* [YOUR INSTRUCTIONS]: Your answer should be every line with the word "icon", copied from the data below.

* [Data about app and page elements]:
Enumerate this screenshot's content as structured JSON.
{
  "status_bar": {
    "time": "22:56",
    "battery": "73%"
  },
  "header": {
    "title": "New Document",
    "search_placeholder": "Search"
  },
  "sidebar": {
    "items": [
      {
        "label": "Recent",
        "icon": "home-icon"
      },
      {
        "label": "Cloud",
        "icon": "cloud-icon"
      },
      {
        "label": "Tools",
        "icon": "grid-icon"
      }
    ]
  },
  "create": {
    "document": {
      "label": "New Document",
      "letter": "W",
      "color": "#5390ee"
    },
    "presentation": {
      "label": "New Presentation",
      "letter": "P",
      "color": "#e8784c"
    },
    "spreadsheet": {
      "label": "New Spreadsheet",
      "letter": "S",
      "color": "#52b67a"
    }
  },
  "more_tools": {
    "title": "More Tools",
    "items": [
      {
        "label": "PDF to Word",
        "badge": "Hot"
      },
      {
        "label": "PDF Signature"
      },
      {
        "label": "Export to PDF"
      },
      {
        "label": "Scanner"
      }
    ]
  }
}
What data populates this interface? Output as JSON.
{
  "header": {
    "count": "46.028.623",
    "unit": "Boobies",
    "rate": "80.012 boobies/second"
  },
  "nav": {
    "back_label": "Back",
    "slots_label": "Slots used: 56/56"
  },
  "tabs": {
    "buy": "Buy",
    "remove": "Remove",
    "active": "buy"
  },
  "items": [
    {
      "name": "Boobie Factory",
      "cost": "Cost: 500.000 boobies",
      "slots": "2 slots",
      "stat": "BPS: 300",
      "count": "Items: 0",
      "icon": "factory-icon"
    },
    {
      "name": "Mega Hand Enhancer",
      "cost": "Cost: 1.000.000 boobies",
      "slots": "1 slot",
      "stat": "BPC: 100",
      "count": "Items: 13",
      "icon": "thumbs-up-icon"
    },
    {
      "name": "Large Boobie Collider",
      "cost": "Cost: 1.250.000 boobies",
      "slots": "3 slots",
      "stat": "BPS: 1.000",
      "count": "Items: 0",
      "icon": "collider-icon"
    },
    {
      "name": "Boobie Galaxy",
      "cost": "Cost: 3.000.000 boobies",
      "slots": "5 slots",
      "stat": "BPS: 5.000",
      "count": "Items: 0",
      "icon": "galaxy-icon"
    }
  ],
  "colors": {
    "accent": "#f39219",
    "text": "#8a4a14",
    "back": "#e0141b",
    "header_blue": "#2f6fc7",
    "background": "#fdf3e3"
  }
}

* [YOUR SOLUTION]:
        "icon": "home-icon"
        "icon": "cloud-icon"
        "icon": "grid-icon"
      "icon": "factory-icon"
      "icon": "thumbs-up-icon"
      "icon": "collider-icon"
      "icon": "galaxy-icon"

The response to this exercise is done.